And then just some screws, some threaded rod (had to buy 100 cm!), a couple of long bolts and some black paint. Actually I think the paint was the most expensive of those at about 50 kr, at least when you look at how many screws and how much threaded rod I have left whereas I ran out of paint just before having painted the whole thing black. Screws, threaded rod and bolts was something like 100 kr if I remember correctly but I didn't use more than 1/3 of the screws and the threaded rod.
The base plate is 40 x 50 cm and the two angled plates are 30 x 40 cm each. The triangle pieces (4 in total) are something like 19.5 x 13 x 23 cm but please do some math on the size they should be if you copy the design since I just measured mine now and have lost my notes and don't know what size I tried to cut them to be. And then finally there's the piece used to hold the adjustable plate in place where I just used a piece something like 16 x 16 cm big (size not that important).
Beside the cradle I of course needed to get a piece of glass. I use a 32 x 42 cm 2 mm thick non glare piece and so far it works for me. For lights I use a cheap desk lamp from Ikea with an ordinary low energy bulb at 1500 lumens. And finally a tripod for the camera but like the desk lamp I already had that.
Flaws and things to work on
Simply because I haven't done much wood work the last 20 years the finish isn't great. For now I'm just glad it's only a cosmetic problem and not a functional one.
A more serious flaw is that it's hard to get even lighting without glare in this setup. In particular with the really large books where the lamp is close to one part of the side and quite a bit away from the part close to the spine. Only solution I see is to build something so I can have the light directly above the cradle like on a regular scanner but then I'm getting close to what I was not going to build

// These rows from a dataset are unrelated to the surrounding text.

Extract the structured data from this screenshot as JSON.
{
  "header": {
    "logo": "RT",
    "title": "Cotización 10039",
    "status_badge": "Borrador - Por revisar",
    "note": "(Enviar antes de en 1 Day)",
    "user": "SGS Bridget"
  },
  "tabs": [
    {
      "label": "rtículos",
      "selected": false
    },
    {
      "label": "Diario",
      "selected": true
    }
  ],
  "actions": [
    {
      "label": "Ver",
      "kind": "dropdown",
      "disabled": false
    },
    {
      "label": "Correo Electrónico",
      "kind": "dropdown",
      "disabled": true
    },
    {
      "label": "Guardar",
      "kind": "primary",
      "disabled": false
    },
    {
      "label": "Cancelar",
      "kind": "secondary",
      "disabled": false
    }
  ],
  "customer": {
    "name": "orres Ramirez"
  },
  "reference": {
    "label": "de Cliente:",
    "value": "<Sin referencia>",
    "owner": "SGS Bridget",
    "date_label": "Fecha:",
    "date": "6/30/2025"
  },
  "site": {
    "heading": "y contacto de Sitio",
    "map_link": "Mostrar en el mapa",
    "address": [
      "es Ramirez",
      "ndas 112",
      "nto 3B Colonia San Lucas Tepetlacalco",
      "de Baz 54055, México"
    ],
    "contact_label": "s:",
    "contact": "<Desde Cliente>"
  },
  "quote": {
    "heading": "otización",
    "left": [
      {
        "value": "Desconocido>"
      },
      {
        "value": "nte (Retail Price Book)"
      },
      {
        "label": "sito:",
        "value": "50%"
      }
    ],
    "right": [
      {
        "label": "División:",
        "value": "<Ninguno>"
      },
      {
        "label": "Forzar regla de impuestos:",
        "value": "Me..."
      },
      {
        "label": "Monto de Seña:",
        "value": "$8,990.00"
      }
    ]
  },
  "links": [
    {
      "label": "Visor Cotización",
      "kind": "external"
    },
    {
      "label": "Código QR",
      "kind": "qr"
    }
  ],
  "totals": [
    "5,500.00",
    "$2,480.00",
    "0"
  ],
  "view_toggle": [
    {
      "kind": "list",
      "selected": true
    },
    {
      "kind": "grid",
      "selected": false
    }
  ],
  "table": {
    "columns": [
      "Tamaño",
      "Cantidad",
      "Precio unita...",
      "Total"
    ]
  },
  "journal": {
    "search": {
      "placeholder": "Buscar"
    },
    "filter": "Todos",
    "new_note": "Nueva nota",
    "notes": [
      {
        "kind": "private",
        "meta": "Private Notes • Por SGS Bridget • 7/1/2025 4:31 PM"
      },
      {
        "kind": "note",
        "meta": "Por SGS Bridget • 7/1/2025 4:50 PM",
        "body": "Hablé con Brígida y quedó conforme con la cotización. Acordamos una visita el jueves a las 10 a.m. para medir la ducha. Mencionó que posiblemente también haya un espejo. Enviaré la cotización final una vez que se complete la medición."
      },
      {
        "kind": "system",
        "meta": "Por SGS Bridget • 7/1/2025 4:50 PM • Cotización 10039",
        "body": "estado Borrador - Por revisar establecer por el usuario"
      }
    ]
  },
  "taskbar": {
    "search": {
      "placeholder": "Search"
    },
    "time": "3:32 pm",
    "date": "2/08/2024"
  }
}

The angle of the cradle I have already mentioned. Lately I've been thinking about if it actualle needs to be symmetrical for this particular one camera design. As it is now the 100 degress are split equally compared to a vertical line down the middle of the cradle. In principle the side not being photographed could be lying almost flat and the other side standing almost vertical (I use the term "almost" losely") . This should give a less extreme camera positioning but there might be other disadvantages like lighting.
Photos of the scanner
A scanned page
The following photo is of a page from a book with a page size of 39 x 28 cm (same as seen on the photos above). I used a Canon Powershot A810 (16 MP) and the setting were: ISO 200, f/4.5, 1/125 s and a focal length of 12 mm (just over 2x zoom). I've since started using a setting with EV +1 so the photos aren't quite as dark but the book is old and with a bit of a yellow tone. I also should have zoomed in a bit more to get higher DPI (think I landed on 246 DPI here) and aligned things a bit better. Btw, I use the Homer software package ( http://diybookscanner.org/forum/viewtopic.php?f=20&t=2478) to create searchable pdf's after scanning.
First photo is downscaled, second is a piece of the original photo.